__What you have to do__. Word for word, copy all of the entries.

__Supplied information__.
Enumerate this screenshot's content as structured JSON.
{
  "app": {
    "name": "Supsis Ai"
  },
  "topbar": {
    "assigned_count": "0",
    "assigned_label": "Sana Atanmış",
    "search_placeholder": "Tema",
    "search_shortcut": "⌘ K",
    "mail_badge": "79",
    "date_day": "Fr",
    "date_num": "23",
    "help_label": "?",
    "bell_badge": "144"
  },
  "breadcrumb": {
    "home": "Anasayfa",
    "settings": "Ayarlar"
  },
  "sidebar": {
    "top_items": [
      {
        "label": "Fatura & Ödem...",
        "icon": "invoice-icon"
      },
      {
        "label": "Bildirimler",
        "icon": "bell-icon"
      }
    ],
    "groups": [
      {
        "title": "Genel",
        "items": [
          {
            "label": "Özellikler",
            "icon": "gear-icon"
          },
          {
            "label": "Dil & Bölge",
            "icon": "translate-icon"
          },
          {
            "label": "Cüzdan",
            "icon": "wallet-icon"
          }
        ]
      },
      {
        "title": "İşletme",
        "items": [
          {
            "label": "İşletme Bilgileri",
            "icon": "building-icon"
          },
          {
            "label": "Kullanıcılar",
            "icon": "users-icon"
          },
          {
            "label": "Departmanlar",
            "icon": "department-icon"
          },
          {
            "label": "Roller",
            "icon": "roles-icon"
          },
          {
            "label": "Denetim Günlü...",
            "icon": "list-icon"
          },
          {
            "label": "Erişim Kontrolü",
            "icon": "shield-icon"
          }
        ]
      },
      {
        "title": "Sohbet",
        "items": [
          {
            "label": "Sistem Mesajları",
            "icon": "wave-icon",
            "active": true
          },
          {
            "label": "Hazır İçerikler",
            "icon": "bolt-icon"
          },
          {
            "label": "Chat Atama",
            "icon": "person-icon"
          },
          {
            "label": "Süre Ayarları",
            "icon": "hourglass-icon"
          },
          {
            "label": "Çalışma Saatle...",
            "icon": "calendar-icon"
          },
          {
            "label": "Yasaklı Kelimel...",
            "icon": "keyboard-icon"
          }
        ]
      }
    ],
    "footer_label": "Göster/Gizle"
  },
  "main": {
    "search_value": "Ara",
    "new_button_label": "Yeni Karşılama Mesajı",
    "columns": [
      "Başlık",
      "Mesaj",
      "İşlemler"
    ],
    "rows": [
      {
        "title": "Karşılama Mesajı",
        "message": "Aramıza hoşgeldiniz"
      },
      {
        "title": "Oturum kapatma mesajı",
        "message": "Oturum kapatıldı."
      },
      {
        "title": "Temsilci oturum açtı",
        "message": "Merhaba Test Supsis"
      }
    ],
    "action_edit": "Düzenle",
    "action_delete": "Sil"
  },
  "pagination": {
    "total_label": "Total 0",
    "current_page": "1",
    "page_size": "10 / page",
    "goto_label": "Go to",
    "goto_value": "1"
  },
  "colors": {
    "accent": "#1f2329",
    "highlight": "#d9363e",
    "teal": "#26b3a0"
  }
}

__Result for this exercise__.
Enumerate this screenshot's content as structured JSON.
{
  "app": {
    "name": "Supsis Ai"
  },
  "topbar": {
    "assigned_count": "0",
    "assigned_label": "Sana Atanmış",
    "search_placeholder": "Tema",
    "search_shortcut": "⌘ K",
    "mail_badge": "79",
    "date_day": "Fr",
    "date_num": "23",
    "help_label": "?",
    "bell_badge": "144"
  },
  "breadcrumb": {
    "home": "Anasayfa",
    "settings": "Ayarlar"
  },
  "sidebar": {
    "top_items": [
      {
        "label": "Fatura & Ödem...",
        "icon": "invoice-icon"
      },
      {
        "label": "Bildirimler",
        "icon": "bell-icon"
      }
    ],
    "groups": [
      {
        "title": "Genel",
        "items": [
          {
            "label": "Özellikler",
            "icon": "gear-icon"
          },
          {
            "label": "Dil & Bölge",
            "icon": "translate-icon"
          },
          {
            "label": "Cüzdan",
            "icon": "wallet-icon"
          }
        ]
      },
      {
        "title": "İşletme",
        "items": [
          {
            "label": "İşletme Bilgileri",
            "icon": "building-icon"
          },
          {
            "label": "Kullanıcılar",
            "icon": "users-icon"
          },
          {
            "label": "Departmanlar",
            "icon": "department-icon"
          },
          {
            "label": "Roller",
            "icon": "roles-icon"
          },
          {
            "label": "Denetim Günlü...",
            "icon": "list-icon"
          },
          {
            "label": "Erişim Kontrolü",
            "icon": "shield-icon"
          }
        ]
      },
      {
        "title": "Sohbet",
        "items": [
          {
            "label": "Sistem Mesajları",
            "icon": "wave-icon",
            "active": true
          },
          {
            "label": "Hazır İçerikler",
            "icon": "bolt-icon"
          },
          {
            "label": "Chat Atama",
            "icon": "person-icon"
          },
          {
            "label": "Süre Ayarları",
            "icon": "hourglass-icon"
          },
          {
            "label": "Çalışma Saatle...",
            "icon": "calendar-icon"
          },
          {
            "label": "Yasaklı Kelimel...",
            "icon": "keyboard-icon"
          }
        ]
      }
    ],
    "footer_label": "Göster/Gizle"
  },
  "main": {
    "search_value": "Ara",
    "new_button_label": "Yeni Karşılama Mesajı",
    "columns": [
      "Başlık",
      "Mesaj",
      "İşlemler"
    ],
    "rows": [
      {
        "title": "Karşılama Mesajı",
        "message": "Aramıza hoşgeldiniz"
      },
      {
        "title": "Oturum kapatma mesajı",
        "message": "Oturum kapatıldı."
      },
      {
        "title": "Temsilci oturum açtı",
        "message": "Merhaba Test Supsis"
      }
    ],
    "action_edit": "Düzenle",
    "action_delete": "Sil"
  },
  "pagination": {
    "total_label": "Total 0",
    "current_page": "1",
    "page_size": "10 / page",
    "goto_label": "Go to",
    "goto_value": "1"
  },
  "colors": {
    "accent": "#1f2329",
    "highlight": "#d9363e",
    "teal": "#26b3a0"
  }
}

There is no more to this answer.